Scala Async makes it possible to “suspend” at arbitrary points in a block of regular Scala code, and to “resume” from that point later--all without blocking. This not only makes it possible to make concurrent code look sequential, it makes it possible to actually use even the most unfamiliar asynchronous libraries in a familiar blocking style.
What’s more, not only does it come out-of-the-box seamlessly integrated with the Futures and Promises API of Scala 2.10, but you can also easily use it with any other event-driven Scala or Java library of your choice.
YOU MAY ALSO LIKE:
- ScalaCon 2022 (Online Conference on 4th - 8th October 2022)
- Correctly and Efficiently Combining Concurrency Abstractions (SkillsCast recorded in December 2012)
- ScalaCon 2022: Opening Keynote Networking Party (in London on 4th October 2022)
- Team Topology - Enablement mode (Online Meetup on 6th October 2022)

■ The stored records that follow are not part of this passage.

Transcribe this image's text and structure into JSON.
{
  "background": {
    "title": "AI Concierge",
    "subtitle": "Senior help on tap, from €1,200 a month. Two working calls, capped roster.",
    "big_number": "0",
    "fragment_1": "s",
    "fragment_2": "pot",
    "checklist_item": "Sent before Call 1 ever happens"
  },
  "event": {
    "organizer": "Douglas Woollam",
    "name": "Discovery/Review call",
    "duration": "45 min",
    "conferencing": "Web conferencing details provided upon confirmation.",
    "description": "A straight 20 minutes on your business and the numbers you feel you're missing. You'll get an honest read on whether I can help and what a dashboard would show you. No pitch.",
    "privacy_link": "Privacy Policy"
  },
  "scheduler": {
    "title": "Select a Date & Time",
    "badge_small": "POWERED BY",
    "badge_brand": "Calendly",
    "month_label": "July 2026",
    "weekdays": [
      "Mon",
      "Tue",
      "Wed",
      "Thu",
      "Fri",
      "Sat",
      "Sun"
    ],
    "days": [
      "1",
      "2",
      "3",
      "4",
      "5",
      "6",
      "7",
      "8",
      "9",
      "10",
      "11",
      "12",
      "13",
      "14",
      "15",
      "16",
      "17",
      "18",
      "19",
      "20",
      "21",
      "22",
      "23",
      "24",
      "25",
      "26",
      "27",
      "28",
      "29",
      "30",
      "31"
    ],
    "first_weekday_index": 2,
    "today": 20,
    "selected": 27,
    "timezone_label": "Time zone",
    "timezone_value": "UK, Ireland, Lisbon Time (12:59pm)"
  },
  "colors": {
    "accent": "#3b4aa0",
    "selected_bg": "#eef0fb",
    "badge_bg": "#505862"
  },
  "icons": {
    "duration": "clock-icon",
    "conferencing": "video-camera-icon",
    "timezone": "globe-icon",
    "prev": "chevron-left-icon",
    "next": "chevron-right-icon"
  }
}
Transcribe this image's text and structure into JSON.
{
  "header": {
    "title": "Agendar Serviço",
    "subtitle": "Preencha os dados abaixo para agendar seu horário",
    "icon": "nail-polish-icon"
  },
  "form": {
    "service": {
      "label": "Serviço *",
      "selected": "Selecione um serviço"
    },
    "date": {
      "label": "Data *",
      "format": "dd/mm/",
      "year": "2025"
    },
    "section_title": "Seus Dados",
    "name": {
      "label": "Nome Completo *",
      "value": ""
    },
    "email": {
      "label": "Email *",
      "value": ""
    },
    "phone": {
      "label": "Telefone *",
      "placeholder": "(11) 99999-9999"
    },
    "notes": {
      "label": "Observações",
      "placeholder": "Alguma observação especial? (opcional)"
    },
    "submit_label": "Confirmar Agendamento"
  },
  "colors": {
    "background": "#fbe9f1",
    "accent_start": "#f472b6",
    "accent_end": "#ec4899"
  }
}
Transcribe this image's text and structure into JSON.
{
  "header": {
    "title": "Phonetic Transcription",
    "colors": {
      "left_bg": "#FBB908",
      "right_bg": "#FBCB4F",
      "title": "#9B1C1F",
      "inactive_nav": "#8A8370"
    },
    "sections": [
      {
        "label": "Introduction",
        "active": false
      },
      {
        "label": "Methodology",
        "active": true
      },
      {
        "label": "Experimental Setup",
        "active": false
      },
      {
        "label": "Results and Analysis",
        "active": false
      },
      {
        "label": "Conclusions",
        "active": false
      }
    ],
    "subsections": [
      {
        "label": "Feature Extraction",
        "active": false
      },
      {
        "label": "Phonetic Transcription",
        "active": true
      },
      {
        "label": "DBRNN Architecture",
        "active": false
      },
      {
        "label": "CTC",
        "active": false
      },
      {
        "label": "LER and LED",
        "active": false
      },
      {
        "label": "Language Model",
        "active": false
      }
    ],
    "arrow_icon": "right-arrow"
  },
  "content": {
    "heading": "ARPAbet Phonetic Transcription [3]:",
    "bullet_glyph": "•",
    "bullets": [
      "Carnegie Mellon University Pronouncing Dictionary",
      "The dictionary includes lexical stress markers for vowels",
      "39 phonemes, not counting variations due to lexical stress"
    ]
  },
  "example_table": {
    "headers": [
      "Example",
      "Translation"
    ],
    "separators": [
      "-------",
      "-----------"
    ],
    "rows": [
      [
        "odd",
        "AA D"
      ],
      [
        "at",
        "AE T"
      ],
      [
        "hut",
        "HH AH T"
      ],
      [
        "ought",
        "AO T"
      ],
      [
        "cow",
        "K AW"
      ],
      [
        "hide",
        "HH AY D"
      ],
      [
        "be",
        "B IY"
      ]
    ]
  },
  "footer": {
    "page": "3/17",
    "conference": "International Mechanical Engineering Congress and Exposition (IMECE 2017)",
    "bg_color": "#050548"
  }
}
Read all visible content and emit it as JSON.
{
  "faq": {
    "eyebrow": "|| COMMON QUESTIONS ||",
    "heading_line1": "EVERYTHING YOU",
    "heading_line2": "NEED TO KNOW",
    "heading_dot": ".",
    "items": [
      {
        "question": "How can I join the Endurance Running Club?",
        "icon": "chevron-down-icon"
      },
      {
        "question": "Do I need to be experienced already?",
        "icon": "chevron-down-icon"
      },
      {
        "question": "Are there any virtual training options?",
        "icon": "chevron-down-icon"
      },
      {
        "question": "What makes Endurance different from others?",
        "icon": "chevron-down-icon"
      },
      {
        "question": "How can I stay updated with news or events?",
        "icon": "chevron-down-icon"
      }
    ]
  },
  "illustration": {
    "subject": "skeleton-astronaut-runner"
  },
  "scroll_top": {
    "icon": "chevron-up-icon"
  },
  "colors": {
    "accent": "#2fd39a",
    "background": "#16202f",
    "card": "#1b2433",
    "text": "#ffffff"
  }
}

- LJC: Monitoring Digital Experience to Determine Feature Effectiveness (Online Meetup on 11th October 2022)
- A History of Enterprise Monads (SkillsCast recorded in May 2021)
- Connecting the dots - building and structuring a functional application in Scala (SkillsCast recorded in May 2021)
Simplifying Asynchronous Code with Scala Async
Philipp Haller has been a member of the Scala team since 2006. His research at EPFL on concurrent programming with race-free actors in Scala has been published in leading conferences, winning a best paper award. He is the creator of Scala's first act